Saudi Arabia’s central bank said on Monday it would no longer offer repurchase agreements for seven-, 28- and 90-day periods, after short-term Saudi money market rates fell below U.S. rates for the first time in nine years.
In a brief statement, the Saudi Arabian Monetary Agency said it no longer needed to use the instruments and aimed to preserve monetary stability.
The central bank’s decision may indicate that it does not want a steep decline in Saudi rates relative to U.S. rates to continue.
On Monday, the three-month Saudi interbank offered rate was 10 basis points below its U.S. dollar equivalent — the lowest spread since mid-2009, when rates were distorted by the global financial crisis.
At the end of 2016, the Saudi rate was 104 bps above the U.S. rate. A negative spread could increase pressure for capital outflows from Saudi Arabia, which authorities are keen to avoid as they seek to fund domestic investment projects.
The repos were a way for the central bank to lend short-term money to banks.

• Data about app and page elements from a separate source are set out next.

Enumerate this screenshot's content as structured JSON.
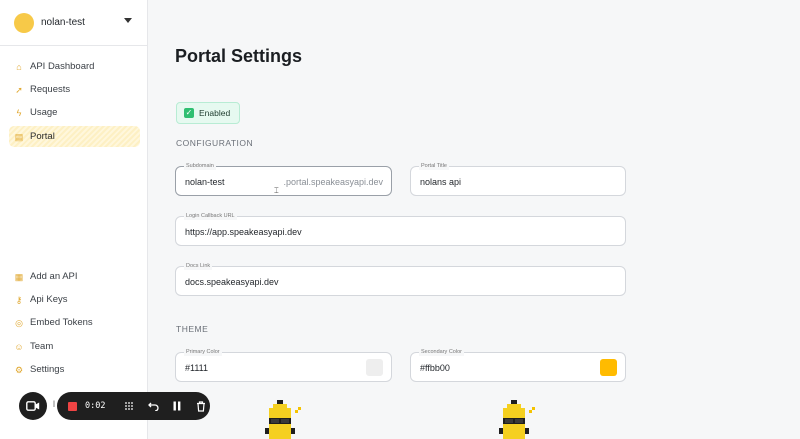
{
  "sidebar": {
    "workspace_name": "nolan-test",
    "top_items": [
      {
        "label": "API Dashboard",
        "icon": "home-icon"
      },
      {
        "label": "Requests",
        "icon": "rocket-icon"
      },
      {
        "label": "Usage",
        "icon": "lightning-icon"
      },
      {
        "label": "Portal",
        "icon": "portal-icon",
        "active": true
      }
    ],
    "bottom_items": [
      {
        "label": "Add an API",
        "icon": "add-api-icon"
      },
      {
        "label": "Api Keys",
        "icon": "key-icon"
      },
      {
        "label": "Embed Tokens",
        "icon": "embed-icon"
      },
      {
        "label": "Team",
        "icon": "team-icon"
      },
      {
        "label": "Settings",
        "icon": "gear-icon"
      }
    ],
    "partial_bottom_text": "l"
  },
  "main": {
    "title": "Portal Settings",
    "status_badge": "Enabled",
    "configuration": {
      "section_title": "CONFIGURATION",
      "subdomain": {
        "label": "Subdomain",
        "value": "nolan-test",
        "suffix": ".portal.speakeasyapi.dev"
      },
      "portal_title": {
        "label": "Portal Title",
        "value": "nolans api"
      },
      "login_callback": {
        "label": "Login Callback URL",
        "value": "https://app.speakeasyapi.dev"
      },
      "docs_link": {
        "label": "Docs Link",
        "value": "docs.speakeasyapi.dev"
      }
    },
    "theme": {
      "section_title": "THEME",
      "primary_color": {
        "label": "Primary Color",
        "value": "#1111",
        "swatch": "#eeeeee"
      },
      "secondary_color": {
        "label": "Secondary Color",
        "value": "#ffbb00",
        "swatch": "#ffbb00"
      }
    }
  },
  "recorder": {
    "time": "0:02",
    "stop_color": "#ef4444"
  },
  "colors": {
    "accent_yellow": "#f7c948",
    "enabled_green": "#2fbf71"
  }
}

When the repos were introduced in late 2016, the Saudi banking system faced a liquidity squeeze due to low oil prices, and authorities were battling to prevent rates from going too high.
But in recent months, liquidity has improved dramatically and money rates have come down because of austerity measures which have reduced the state budget deficit, a slow economy that has reduced demand for loans, and heavy borrowing by the government overseas.
The central bank will keep its option of using one-day repos, which it has employed in the past to handle any sudden shortages of liquidity at individual banks.